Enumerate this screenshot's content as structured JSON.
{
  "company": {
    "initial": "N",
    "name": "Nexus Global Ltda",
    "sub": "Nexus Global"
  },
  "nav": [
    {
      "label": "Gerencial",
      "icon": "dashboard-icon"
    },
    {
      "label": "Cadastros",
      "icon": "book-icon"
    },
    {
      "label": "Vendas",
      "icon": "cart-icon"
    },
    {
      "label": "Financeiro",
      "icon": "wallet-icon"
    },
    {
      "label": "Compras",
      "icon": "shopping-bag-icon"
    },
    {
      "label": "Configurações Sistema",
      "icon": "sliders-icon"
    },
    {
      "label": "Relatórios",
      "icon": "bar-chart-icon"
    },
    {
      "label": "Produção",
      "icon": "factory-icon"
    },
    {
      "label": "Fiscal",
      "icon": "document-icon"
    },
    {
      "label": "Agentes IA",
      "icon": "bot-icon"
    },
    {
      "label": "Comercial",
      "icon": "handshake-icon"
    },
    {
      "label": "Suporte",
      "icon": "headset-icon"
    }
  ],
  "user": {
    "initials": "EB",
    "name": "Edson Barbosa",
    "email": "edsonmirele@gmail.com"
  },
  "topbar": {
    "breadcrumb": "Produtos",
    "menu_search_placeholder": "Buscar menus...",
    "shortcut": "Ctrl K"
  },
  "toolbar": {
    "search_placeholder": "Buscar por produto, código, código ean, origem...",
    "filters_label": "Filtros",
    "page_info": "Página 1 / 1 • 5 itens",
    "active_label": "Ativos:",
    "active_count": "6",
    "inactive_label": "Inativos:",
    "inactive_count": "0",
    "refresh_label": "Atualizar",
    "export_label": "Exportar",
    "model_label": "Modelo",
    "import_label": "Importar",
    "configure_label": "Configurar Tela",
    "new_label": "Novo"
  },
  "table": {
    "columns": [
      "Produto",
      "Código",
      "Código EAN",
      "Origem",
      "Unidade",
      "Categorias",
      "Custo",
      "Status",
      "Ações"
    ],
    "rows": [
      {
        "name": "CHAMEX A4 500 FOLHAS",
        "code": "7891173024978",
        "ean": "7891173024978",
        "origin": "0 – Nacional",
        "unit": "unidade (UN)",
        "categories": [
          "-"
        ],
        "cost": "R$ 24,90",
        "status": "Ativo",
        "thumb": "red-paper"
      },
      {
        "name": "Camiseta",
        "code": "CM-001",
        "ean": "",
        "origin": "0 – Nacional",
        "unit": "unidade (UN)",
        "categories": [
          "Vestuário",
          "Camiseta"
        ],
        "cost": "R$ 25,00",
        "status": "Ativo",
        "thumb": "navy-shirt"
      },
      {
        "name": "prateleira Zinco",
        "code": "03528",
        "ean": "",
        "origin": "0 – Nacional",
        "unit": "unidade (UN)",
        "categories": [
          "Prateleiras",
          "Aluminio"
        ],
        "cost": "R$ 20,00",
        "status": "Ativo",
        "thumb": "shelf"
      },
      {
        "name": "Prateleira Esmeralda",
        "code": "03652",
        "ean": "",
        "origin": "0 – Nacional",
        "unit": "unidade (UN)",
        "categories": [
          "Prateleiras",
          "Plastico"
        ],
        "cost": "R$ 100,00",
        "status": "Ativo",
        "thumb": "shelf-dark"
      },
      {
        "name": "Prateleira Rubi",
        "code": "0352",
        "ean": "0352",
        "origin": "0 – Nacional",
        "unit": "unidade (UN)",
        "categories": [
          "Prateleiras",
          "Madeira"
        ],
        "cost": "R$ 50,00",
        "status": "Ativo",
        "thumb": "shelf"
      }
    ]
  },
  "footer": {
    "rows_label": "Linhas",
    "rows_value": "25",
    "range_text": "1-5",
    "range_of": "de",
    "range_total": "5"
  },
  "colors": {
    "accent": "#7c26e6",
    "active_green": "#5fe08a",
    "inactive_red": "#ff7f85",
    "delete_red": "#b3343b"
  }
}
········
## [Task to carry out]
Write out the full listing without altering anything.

## [Answer space]
Enumerate this screenshot's content as structured JSON.
{
  "company": {
    "initial": "N",
    "name": "Nexus Global Ltda",
    "sub": "Nexus Global"
  },
  "nav": [
    {
      "label": "Gerencial",
      "icon": "dashboard-icon"
    },
    {
      "label": "Cadastros",
      "icon": "book-icon"
    },
    {
      "label": "Vendas",
      "icon": "cart-icon"
    },
    {
      "label": "Financeiro",
      "icon": "wallet-icon"
    },
    {
      "label": "Compras",
      "icon": "shopping-bag-icon"
    },
    {
      "label": "Configurações Sistema",
      "icon": "sliders-icon"
    },
    {
      "label": "Relatórios",
      "icon": "bar-chart-icon"
    },
    {
      "label": "Produção",
      "icon": "factory-icon"
    },
    {
      "label": "Fiscal",
      "icon": "document-icon"
    },
    {
      "label": "Agentes IA",
      "icon": "bot-icon"
    },
    {
      "label": "Comercial",
      "icon": "handshake-icon"
    },
    {
      "label": "Suporte",
      "icon": "headset-icon"
    }
  ],
  "user": {
    "initials": "EB",
    "name": "Edson Barbosa",
    "email": "edsonmirele@gmail.com"
  },
  "topbar": {
    "breadcrumb": "Produtos",
    "menu_search_placeholder": "Buscar menus...",
    "shortcut": "Ctrl K"
  },
  "toolbar": {
    "search_placeholder": "Buscar por produto, código, código ean, origem...",
    "filters_label": "Filtros",
    "page_info": "Página 1 / 1 • 5 itens",
    "active_label": "Ativos:",
    "active_count": "6",
    "inactive_label": "Inativos:",
    "inactive_count": "0",
    "refresh_label": "Atualizar",
    "export_label": "Exportar",
    "model_label": "Modelo",
    "import_label": "Importar",
    "configure_label": "Configurar Tela",
    "new_label": "Novo"
  },
  "table": {
    "columns": [
      "Produto",
      "Código",
      "Código EAN",
      "Origem",
      "Unidade",
      "Categorias",
      "Custo",
      "Status",
      "Ações"
    ],
    "rows": [
      {
        "name": "CHAMEX A4 500 FOLHAS",
        "code": "7891173024978",
        "ean": "7891173024978",
        "origin": "0 – Nacional",
        "unit": "unidade (UN)",
        "categories": [
          "-"
        ],
        "cost": "R$ 24,90",
        "status": "Ativo",
        "thumb": "red-paper"
      },
      {
        "name": "Camiseta",
        "code": "CM-001",
        "ean": "",
        "origin": "0 – Nacional",
        "unit": "unidade (UN)",
        "categories": [
          "Vestuário",
          "Camiseta"
        ],
        "cost": "R$ 25,00",
        "status": "Ativo",
        "thumb": "navy-shirt"
      },
      {
        "name": "prateleira Zinco",
        "code": "03528",
        "ean": "",
        "origin": "0 – Nacional",
        "unit": "unidade (UN)",
        "categories": [
          "Prateleiras",
          "Aluminio"
        ],
        "cost": "R$ 20,00",
        "status": "Ativo",
        "thumb": "shelf"
      },
      {
        "name": "Prateleira Esmeralda",
        "code": "03652",
        "ean": "",
        "origin": "0 – Nacional",
        "unit": "unidade (UN)",
        "categories": [
          "Prateleiras",
          "Plastico"
        ],
        "cost": "R$ 100,00",
        "status": "Ativo",
        "thumb": "shelf-dark"
      },
      {
        "name": "Prateleira Rubi",
        "code": "0352",
        "ean": "0352",
        "origin": "0 – Nacional",
        "unit": "unidade (UN)",
        "categories": [
          "Prateleiras",
          "Madeira"
        ],
        "cost": "R$ 50,00",
        "status": "Ativo",
        "thumb": "shelf"
      }
    ]
  },
  "footer": {
    "rows_label": "Linhas",
    "rows_value": "25",
    "range_text": "1-5",
    "range_of": "de",
    "range_total": "5"
  },
  "colors": {
    "accent": "#7c26e6",
    "active_green": "#5fe08a",
    "inactive_red": "#ff7f85",
    "delete_red": "#b3343b"
  }
}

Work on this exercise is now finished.